(Collection entries)
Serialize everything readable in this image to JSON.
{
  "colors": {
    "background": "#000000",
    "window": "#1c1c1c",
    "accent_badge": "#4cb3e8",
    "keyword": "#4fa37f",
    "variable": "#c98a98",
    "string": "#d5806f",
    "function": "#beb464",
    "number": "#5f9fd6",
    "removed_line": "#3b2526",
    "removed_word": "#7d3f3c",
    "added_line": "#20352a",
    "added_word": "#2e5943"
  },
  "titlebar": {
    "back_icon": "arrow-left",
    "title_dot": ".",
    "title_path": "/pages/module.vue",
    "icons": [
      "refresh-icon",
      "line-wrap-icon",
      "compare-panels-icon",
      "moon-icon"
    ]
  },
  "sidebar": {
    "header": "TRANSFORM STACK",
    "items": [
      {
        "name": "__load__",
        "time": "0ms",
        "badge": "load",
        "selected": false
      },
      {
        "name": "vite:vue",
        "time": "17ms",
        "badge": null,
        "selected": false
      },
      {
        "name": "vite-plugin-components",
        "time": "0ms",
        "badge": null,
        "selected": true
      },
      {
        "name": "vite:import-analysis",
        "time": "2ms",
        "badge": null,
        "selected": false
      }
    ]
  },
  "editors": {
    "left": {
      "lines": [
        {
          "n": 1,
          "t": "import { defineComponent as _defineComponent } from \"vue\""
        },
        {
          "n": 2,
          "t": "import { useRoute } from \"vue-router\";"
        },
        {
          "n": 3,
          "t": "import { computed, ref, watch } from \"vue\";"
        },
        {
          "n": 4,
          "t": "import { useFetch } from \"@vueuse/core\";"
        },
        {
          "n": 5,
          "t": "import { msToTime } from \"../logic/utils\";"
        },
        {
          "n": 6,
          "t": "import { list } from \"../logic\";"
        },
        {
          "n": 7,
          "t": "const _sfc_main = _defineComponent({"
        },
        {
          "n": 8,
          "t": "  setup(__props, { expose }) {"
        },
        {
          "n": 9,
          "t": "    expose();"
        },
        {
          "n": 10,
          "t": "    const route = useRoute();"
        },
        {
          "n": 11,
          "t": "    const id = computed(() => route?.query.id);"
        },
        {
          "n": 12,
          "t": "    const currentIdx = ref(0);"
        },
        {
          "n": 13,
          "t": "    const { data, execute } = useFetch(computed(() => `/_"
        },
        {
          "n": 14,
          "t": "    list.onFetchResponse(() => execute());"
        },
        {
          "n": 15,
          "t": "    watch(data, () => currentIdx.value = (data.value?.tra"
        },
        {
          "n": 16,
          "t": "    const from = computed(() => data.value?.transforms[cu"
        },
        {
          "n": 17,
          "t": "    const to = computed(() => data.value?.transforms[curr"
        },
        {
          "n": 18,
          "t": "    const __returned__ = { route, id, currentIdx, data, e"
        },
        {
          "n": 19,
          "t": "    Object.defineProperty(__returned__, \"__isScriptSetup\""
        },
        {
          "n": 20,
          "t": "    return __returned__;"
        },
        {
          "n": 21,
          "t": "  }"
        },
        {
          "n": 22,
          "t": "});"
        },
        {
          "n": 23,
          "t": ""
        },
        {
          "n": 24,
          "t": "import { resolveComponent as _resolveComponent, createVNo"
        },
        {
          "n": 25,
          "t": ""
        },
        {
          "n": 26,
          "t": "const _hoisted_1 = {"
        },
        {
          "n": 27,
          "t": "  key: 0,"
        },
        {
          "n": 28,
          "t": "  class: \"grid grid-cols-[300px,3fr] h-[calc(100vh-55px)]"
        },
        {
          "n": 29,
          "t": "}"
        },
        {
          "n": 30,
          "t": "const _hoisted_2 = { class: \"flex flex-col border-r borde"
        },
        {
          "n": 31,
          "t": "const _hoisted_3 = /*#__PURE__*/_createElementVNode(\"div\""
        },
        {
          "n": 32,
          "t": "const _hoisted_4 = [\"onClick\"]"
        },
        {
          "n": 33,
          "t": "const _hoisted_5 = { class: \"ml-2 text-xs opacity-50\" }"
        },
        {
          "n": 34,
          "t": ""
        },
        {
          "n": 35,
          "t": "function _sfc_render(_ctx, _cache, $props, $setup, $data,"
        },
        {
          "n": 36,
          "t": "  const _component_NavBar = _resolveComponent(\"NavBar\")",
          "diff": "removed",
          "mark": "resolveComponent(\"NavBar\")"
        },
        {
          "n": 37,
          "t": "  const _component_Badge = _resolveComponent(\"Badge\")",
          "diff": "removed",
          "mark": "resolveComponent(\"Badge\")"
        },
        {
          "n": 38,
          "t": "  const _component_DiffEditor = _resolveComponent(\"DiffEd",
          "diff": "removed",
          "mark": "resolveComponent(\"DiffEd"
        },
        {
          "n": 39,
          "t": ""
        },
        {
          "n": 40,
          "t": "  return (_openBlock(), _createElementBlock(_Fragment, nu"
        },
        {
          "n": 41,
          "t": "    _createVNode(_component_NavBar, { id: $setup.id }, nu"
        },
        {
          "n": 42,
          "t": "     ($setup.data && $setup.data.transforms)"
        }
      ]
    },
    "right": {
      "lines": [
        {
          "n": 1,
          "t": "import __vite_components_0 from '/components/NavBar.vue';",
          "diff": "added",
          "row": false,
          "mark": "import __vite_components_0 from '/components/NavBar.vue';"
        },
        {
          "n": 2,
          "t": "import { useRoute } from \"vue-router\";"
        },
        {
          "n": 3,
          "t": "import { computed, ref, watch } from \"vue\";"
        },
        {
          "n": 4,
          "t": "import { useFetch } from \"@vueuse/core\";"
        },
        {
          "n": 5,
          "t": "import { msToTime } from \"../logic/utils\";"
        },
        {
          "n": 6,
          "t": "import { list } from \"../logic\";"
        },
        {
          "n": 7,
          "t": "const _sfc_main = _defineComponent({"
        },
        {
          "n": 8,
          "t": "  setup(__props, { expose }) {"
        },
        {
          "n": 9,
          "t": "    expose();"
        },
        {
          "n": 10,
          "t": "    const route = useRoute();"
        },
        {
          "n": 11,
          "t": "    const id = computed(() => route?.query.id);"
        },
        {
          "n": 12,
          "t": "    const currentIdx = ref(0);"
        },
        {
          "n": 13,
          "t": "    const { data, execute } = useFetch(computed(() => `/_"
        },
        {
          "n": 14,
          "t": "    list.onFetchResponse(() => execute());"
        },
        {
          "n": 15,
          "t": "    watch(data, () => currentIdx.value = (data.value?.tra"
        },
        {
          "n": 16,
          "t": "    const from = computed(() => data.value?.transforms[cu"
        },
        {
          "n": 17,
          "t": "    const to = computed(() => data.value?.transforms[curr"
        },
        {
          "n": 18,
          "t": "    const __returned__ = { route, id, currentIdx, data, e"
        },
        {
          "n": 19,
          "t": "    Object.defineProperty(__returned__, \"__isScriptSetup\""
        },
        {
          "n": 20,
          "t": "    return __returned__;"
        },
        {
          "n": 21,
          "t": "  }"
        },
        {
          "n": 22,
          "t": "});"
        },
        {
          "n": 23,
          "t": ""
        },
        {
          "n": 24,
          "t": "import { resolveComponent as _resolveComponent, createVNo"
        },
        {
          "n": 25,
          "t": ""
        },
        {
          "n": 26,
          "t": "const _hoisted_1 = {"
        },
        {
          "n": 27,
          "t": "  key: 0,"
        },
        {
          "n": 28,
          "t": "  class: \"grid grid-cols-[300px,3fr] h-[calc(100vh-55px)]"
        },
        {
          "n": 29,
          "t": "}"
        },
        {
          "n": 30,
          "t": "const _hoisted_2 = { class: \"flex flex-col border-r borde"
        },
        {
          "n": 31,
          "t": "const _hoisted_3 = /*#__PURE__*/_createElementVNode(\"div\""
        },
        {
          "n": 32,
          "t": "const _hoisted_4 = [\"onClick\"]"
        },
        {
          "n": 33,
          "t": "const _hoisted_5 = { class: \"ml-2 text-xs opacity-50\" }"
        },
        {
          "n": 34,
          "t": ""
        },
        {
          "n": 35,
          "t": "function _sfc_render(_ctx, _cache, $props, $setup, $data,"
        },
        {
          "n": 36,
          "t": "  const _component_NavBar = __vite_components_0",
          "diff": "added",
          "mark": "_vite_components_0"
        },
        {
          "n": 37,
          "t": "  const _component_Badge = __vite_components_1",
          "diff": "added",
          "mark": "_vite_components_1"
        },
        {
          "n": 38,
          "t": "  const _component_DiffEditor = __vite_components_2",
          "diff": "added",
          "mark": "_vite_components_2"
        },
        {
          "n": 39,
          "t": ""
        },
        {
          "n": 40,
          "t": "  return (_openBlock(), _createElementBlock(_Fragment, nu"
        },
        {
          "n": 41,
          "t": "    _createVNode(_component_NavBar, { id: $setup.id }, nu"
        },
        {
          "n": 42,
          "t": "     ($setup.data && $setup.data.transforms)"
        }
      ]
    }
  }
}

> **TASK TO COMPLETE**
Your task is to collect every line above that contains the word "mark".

> **OUTPUT OF THE EXERCISE**
          "mark": "resolveComponent(\"NavBar\")"
          "mark": "resolveComponent(\"Badge\")"
          "mark": "resolveComponent(\"DiffEd"
          "mark": "import __vite_components_0 from '/components/NavBar.vue';"
          "mark": "_vite_components_0"
          "mark": "_vite_components_1"
          "mark": "_vite_components_2"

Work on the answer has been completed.